In today’s society, The Great Wall(s) of America divide us through many means
If there is one thing that I’ve learned as I’ve gotten older in this era of “social media” and technological breakthroughs, it’s that there is a separation that has grown between people, even among our closest friends, that I like to call “The Great Wall(s) of America.” By relying on the usage of Facebook, Twitter, Instagam and the myriad of other social media outlets, we have built a wall between ourselves. We no longer have the ability to converse directly with each other, let alone the telephone. We’ve built The Great Wall(s) of America around ourselves. The Chinese may have been able to build a wall to keep out their enemies. We’ve built walls to keep out our friends.
Socializing over The Great Wall(s) of America
Gone are the days when human beings would sit down and talk with each other (certainly at the very least, without checking their smartphones for updates, text messages or Facebook posts), or call each other on the phone. All “personal communication” is done via social media, with walls in between so we feel safer in what we say. We hail technologies such as Facebook, Twitter and Instagram as tools that allow us to “socialize” with more and more people. But are we really socializing or just lobbing out the comments that we feel are necessary to signify that we said something in the first place? If you’re not engaging with someone about a “post” they felt was absolutely necessary to express to the whole world, are you really having a conversation? And if you’re the person posting it and no one cares to comment, aren’t you just being an attention whore?
Nowhere is The Great Wall(s) of America more present than the vitriolic discourse of today’s politics.

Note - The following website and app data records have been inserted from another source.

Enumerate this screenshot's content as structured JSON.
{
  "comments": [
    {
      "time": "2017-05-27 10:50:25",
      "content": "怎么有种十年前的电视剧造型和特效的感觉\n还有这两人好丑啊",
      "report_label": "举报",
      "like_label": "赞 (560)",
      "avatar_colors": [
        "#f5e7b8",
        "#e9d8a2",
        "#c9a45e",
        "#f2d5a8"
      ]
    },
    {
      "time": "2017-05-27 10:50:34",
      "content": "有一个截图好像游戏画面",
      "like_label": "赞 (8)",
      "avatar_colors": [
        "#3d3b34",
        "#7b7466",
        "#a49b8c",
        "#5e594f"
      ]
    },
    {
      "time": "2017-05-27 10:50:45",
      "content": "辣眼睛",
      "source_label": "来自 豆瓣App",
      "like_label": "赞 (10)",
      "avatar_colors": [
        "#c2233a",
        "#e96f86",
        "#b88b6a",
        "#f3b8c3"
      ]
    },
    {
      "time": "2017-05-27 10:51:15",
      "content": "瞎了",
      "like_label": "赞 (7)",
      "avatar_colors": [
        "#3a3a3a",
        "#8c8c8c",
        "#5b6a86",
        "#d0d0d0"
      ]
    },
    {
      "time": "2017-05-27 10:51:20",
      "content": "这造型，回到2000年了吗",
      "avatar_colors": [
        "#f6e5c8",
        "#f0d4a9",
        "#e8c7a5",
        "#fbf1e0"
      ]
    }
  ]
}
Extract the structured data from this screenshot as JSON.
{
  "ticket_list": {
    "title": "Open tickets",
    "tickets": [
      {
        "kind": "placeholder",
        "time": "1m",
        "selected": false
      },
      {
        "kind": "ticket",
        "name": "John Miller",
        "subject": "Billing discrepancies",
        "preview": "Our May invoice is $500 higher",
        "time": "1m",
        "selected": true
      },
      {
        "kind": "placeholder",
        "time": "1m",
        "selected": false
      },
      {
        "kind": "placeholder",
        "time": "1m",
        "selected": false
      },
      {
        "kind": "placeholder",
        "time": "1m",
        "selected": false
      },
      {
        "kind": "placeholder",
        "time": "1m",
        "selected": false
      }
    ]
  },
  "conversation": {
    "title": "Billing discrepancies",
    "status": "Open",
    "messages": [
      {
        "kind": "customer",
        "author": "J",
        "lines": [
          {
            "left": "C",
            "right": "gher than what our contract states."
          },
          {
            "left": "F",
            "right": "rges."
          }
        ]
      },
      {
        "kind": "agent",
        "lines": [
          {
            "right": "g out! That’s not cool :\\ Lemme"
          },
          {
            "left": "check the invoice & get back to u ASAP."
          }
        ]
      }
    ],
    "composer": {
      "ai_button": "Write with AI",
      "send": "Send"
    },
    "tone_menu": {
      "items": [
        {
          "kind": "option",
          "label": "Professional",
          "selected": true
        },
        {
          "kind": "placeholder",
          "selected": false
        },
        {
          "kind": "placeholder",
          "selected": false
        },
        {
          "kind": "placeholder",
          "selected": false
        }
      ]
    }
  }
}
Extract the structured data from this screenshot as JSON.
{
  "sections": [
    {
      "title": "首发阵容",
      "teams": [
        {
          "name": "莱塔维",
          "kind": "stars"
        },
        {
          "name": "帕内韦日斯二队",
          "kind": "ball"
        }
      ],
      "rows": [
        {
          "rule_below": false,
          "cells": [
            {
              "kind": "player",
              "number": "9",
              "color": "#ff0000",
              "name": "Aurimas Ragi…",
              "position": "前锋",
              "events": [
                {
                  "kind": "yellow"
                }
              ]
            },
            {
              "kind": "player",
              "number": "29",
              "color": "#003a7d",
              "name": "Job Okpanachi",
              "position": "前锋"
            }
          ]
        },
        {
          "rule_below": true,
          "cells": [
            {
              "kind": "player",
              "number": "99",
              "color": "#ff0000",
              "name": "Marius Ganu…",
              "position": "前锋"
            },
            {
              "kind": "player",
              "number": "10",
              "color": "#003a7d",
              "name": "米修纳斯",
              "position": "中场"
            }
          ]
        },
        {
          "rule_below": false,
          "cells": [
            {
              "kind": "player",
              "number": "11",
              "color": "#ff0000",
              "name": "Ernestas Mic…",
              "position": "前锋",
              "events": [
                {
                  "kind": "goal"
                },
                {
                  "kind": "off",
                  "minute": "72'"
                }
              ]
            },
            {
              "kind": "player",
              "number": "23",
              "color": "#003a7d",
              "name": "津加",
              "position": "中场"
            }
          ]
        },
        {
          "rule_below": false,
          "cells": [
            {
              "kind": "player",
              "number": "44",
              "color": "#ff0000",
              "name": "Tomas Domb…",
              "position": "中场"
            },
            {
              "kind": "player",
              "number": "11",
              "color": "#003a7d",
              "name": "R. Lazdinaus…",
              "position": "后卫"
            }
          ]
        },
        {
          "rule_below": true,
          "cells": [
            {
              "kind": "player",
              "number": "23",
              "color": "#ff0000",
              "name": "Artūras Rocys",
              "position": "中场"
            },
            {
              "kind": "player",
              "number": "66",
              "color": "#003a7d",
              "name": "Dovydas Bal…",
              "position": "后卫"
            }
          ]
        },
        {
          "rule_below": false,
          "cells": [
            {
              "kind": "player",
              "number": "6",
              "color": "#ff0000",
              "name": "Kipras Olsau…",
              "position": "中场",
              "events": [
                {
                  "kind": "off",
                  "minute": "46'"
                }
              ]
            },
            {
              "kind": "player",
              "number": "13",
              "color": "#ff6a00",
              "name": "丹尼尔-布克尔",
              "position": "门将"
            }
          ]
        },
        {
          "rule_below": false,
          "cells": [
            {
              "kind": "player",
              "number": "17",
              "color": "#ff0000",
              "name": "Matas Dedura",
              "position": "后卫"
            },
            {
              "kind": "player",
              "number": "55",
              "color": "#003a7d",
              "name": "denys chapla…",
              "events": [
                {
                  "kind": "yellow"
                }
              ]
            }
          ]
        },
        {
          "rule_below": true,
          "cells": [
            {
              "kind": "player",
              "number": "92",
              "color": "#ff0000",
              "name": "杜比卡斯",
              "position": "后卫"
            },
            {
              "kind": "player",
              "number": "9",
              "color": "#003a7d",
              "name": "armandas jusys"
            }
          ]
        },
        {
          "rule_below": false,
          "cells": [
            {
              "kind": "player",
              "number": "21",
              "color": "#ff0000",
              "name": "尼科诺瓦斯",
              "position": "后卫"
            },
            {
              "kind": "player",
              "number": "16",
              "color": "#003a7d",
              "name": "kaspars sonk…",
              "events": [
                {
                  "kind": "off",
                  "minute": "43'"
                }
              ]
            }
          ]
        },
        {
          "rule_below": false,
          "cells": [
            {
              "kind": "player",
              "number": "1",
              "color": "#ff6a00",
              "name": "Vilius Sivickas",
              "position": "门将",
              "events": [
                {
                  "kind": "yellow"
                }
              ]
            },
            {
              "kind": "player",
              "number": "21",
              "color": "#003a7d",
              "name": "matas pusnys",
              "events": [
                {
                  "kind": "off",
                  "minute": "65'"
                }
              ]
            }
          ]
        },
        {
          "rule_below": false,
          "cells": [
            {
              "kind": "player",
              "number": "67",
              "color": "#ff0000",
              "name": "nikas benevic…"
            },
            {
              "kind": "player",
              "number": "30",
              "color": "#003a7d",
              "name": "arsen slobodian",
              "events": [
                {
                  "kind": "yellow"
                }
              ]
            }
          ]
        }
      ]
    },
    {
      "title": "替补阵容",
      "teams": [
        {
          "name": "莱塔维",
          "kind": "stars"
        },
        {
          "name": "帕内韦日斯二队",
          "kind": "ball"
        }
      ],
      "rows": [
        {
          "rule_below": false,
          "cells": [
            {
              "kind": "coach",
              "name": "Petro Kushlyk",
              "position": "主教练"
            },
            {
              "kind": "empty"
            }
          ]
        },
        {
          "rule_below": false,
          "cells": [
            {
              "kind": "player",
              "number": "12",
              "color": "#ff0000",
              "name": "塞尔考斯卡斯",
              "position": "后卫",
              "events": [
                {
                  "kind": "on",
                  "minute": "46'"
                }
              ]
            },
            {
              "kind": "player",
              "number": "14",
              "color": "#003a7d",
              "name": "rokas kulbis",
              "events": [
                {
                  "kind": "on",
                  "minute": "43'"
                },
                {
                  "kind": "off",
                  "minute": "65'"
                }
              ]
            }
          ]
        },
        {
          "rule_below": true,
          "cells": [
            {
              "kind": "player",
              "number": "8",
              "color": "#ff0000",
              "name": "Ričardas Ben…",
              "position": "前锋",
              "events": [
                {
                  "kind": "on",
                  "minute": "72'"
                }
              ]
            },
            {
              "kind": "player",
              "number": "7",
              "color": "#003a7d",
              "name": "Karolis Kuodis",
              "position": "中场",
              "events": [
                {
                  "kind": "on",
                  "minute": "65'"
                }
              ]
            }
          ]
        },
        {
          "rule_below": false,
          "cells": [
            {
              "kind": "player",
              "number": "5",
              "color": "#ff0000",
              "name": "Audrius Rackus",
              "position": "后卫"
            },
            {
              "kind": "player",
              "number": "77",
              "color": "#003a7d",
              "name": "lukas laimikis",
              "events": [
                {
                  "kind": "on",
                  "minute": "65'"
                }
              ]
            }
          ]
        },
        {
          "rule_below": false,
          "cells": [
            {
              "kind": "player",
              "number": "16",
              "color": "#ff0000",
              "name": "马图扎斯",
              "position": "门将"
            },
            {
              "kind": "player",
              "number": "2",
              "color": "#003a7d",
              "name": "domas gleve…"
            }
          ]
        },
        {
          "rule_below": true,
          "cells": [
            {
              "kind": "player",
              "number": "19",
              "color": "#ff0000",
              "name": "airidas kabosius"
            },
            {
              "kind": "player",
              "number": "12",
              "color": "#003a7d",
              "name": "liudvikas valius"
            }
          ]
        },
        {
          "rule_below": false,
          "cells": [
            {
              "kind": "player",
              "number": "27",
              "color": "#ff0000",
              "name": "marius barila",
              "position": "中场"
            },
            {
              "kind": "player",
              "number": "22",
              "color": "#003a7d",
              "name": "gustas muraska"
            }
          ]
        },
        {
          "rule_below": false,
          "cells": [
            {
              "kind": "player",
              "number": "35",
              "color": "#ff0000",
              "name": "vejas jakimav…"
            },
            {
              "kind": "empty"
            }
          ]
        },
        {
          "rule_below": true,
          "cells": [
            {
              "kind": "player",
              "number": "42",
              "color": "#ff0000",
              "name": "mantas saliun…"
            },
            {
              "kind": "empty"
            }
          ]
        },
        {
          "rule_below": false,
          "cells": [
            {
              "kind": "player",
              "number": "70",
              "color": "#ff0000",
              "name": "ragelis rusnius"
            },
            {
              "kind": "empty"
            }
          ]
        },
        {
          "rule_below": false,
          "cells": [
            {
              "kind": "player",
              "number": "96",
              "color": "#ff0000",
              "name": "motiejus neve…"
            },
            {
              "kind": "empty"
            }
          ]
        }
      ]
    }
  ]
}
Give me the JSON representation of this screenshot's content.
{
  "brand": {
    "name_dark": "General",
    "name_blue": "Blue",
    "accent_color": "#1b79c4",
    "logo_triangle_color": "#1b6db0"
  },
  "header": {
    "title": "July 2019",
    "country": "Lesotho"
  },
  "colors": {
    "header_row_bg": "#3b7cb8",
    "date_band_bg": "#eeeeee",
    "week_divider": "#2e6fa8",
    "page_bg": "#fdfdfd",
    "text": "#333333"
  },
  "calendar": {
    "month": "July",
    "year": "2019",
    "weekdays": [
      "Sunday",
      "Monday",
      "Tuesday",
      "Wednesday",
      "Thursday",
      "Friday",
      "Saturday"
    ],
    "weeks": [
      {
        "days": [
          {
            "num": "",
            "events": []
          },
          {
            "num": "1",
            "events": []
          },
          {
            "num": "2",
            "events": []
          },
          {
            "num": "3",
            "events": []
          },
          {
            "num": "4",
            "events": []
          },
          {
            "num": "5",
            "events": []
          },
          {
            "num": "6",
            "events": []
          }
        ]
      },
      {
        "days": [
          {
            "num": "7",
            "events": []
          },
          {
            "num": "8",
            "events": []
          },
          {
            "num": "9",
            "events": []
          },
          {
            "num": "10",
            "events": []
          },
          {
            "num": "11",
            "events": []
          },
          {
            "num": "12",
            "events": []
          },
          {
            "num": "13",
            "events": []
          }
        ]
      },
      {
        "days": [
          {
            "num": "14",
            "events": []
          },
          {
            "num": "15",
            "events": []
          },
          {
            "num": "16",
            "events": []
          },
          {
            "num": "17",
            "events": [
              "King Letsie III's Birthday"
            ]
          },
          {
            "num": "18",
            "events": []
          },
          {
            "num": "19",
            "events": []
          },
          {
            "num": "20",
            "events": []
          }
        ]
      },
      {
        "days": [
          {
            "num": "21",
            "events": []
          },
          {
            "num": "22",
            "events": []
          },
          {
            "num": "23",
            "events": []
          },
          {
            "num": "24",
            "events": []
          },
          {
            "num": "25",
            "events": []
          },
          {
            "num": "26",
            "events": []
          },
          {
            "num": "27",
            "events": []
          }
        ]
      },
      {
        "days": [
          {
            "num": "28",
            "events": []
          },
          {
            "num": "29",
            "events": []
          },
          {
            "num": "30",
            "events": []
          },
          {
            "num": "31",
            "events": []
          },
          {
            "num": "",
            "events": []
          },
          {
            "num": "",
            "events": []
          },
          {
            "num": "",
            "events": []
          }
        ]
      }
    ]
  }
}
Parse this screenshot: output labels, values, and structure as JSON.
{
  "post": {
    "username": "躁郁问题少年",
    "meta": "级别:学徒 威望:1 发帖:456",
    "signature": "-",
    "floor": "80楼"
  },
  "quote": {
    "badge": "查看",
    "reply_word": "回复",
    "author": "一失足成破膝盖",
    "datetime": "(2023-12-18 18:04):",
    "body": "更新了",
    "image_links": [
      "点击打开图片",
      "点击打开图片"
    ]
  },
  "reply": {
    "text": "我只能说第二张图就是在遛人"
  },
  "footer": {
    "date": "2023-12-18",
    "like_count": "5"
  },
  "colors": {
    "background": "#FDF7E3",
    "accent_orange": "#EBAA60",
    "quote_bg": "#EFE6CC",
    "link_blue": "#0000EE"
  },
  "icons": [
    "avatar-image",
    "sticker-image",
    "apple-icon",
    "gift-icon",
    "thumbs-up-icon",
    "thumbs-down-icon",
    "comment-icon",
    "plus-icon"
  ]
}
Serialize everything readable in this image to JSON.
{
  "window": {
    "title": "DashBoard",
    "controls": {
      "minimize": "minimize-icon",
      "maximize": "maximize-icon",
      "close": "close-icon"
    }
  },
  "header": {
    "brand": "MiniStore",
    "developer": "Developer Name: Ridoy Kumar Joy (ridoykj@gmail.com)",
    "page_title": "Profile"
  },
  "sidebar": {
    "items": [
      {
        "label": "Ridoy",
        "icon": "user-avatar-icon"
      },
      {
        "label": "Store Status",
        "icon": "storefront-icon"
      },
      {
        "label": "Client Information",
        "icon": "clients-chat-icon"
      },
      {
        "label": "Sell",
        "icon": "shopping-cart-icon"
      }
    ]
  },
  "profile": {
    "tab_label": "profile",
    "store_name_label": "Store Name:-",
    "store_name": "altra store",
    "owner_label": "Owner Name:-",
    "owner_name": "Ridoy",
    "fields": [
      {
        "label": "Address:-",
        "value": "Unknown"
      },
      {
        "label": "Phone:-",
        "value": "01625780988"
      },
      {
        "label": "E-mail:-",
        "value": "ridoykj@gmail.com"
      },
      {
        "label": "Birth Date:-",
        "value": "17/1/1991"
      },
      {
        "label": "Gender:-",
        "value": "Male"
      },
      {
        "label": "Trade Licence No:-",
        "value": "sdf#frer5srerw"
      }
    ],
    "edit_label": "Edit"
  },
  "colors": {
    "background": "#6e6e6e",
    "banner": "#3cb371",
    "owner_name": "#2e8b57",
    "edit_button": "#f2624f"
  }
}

Rather than have face to face, LOGICAL discussions about the issues that affect this country (and how badly those elected to office are dealing with them), we turn to Facebook and Twitter to log incendiary comments with insane statements composed by the fringes of society in order to get responses from the farthest reaches of logical and sane territory. We do this from behind technological walls to insure our safety, and write counter responses safely from our couches while watching “The Real Housewife Top Chefs of Miami.” It’s an ideological war fought clad in anonymity from the safety of a laptop or mobile device, free from reprocussions.
The irony that I have made my life out of social media during the creation and rise of The Great Wall(s) of America is not lost on me. But at least I can admit it. I can take the time to call my friends or the woman I’m dating. I’ll invite people to come join us for Cocktails and Movies to enjoy group settings where actual discourse and fun conversation can be had without the use of a smart phone or computer in front of them. Hell, I even invite people to join me for lunch and just sit and talk. (The problem therein lies that I could give two rat shits about cooking shows, reality show about bachelorettes, real housewives, or anyone with “talent” which leaves me with very little to talk about in today’s society – and there’s the rub.)
I have no illusions that The Great Wall(s) of America are here to stay. As we move away from social gatherings like movies (toward watching films on our smart phones and computers like Louis B Mayer envisioned), and actually talking about “life” with each other face to face without having to look at our devices, we continue to build the wall up. At some point it will be too high to ever climb over, and we’ll be stuck on one side or the other, with people we’ll find that we don’t really necessarily get along with because we hadn’t really interacted with them, and we’ll build another wall. This one more confining and exclusive. Until, one day, we’ll all have walls around ourselves.